### DATASET CONTENT
━━━━━━━━━━━━━━━━

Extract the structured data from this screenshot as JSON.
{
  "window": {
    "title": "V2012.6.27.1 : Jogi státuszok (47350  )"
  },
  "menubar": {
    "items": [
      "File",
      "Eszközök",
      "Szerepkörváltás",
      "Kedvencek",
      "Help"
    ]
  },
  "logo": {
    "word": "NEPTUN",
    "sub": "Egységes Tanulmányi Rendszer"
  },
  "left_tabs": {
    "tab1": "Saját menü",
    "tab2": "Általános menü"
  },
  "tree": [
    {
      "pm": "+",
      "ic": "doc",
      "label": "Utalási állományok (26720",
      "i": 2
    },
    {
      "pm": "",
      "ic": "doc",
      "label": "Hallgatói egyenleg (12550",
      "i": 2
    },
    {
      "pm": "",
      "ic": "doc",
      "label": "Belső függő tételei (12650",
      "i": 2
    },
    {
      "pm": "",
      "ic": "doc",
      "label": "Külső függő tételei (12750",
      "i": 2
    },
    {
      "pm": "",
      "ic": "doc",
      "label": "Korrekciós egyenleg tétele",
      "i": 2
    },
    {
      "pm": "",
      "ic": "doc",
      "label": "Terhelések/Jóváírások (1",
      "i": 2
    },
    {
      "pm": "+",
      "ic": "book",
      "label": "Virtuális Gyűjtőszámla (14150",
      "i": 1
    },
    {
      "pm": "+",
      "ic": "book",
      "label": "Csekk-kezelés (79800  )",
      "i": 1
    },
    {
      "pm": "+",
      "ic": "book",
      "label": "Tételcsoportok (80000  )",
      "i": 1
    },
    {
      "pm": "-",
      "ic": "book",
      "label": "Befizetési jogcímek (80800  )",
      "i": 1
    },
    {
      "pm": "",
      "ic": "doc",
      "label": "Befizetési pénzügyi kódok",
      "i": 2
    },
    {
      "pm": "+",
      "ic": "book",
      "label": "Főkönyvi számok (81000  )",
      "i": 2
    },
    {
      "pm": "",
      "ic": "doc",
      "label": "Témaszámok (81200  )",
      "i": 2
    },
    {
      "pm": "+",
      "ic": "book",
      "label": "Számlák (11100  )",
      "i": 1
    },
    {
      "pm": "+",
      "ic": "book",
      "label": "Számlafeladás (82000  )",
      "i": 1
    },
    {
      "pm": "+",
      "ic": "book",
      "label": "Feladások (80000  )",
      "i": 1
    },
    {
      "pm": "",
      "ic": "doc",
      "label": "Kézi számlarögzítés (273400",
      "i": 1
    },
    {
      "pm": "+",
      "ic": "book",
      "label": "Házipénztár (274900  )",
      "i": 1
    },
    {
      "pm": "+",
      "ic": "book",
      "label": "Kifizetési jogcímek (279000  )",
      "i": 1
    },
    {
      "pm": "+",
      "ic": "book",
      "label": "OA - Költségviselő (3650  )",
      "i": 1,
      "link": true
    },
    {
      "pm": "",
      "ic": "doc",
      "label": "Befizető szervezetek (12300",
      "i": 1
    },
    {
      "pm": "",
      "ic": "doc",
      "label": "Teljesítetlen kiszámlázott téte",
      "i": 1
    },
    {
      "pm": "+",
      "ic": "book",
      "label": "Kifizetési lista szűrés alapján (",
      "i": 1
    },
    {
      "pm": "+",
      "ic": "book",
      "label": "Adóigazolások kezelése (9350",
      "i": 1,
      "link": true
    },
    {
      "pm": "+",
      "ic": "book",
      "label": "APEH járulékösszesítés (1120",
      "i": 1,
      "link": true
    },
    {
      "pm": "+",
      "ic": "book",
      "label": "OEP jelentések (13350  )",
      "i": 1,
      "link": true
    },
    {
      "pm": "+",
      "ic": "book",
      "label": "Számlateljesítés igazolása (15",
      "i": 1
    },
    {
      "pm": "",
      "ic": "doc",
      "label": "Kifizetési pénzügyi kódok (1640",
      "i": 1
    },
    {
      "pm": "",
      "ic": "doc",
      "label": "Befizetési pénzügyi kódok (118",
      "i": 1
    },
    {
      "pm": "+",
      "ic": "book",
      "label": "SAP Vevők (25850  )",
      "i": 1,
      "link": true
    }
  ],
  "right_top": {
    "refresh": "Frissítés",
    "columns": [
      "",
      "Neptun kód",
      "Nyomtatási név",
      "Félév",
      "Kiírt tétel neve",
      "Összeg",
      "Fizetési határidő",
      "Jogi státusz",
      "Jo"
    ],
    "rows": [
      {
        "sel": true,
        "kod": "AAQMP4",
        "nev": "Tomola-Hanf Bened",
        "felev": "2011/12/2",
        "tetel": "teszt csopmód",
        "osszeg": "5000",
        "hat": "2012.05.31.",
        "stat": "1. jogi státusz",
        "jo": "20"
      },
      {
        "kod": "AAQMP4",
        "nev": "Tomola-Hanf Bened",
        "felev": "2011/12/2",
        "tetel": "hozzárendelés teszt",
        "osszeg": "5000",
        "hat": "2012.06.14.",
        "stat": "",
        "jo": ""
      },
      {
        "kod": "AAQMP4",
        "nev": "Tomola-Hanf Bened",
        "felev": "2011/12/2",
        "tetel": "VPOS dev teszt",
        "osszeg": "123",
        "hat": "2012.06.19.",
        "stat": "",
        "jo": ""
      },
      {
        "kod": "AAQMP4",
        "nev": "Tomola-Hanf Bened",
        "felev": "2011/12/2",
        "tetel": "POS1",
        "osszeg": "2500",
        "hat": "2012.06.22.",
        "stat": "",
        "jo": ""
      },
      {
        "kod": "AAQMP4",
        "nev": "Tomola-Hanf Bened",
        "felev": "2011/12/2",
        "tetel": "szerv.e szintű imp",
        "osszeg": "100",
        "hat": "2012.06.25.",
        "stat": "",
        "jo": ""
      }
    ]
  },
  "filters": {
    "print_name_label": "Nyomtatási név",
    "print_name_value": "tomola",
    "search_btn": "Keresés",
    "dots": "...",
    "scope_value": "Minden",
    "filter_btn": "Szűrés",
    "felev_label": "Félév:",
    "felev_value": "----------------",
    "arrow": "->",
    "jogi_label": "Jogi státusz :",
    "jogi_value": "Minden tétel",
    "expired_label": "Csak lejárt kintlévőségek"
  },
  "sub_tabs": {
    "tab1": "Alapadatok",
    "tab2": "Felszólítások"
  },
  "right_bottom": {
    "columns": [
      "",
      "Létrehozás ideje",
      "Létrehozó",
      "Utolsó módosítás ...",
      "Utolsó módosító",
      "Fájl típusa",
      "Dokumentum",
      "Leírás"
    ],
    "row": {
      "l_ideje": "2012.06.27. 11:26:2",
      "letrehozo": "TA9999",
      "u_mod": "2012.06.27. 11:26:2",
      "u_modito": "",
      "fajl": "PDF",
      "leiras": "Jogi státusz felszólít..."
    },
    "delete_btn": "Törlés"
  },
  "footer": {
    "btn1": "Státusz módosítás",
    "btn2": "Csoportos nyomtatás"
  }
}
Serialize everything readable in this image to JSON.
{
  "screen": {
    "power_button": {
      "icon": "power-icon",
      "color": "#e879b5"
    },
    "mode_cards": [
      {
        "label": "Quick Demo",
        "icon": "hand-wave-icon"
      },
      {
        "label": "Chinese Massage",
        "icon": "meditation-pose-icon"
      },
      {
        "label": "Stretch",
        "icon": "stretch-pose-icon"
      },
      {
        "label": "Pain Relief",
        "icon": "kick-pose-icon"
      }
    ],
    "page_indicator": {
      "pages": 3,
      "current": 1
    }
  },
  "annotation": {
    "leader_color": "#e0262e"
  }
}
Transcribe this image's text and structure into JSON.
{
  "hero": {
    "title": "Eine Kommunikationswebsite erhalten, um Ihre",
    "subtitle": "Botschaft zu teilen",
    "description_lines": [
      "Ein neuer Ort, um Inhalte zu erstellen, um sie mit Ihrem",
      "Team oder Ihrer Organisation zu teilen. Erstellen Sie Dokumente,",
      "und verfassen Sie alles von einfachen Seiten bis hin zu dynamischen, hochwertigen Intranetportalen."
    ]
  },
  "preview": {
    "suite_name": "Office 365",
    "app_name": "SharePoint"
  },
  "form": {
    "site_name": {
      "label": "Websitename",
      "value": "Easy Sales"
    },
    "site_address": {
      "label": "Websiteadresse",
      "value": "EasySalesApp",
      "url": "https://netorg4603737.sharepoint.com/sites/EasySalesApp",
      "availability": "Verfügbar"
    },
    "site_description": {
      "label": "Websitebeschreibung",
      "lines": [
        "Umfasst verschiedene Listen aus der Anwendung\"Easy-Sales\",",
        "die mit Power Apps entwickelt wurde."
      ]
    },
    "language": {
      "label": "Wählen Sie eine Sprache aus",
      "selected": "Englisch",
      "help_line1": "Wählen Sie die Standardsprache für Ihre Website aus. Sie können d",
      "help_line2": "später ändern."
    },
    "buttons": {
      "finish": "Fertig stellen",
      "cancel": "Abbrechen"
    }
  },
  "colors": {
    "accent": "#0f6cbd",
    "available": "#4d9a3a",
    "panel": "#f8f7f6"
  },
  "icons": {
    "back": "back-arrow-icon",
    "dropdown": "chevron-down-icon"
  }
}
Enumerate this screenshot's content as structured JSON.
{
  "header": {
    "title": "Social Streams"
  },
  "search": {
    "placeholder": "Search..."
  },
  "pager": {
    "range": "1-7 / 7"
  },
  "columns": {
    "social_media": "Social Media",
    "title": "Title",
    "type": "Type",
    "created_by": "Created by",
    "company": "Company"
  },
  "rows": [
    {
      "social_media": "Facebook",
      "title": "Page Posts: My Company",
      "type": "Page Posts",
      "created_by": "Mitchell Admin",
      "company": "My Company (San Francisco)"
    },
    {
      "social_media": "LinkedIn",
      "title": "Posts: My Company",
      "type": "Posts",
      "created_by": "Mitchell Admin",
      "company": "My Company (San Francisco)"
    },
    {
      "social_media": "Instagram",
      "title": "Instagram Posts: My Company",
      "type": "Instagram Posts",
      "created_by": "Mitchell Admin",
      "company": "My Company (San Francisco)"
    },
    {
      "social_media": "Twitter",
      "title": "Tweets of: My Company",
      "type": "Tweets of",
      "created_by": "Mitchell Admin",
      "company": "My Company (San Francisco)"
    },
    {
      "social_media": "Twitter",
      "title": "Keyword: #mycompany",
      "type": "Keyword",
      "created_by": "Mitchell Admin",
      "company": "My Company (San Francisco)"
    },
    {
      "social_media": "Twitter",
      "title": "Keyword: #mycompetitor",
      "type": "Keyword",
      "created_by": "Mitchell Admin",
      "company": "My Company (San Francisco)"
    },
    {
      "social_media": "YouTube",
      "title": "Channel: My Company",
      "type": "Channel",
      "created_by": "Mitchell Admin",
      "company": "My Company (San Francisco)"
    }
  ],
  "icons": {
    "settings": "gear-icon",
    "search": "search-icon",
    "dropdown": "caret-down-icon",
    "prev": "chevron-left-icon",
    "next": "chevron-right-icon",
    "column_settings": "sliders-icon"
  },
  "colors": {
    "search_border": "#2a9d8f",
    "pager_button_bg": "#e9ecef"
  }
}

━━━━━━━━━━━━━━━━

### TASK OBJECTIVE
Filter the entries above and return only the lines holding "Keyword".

### COMPLETED EXERCISE
      "title": "Keyword: #mycompany",
      "type": "Keyword",
      "title": "Keyword: #mycompetitor",
      "type": "Keyword",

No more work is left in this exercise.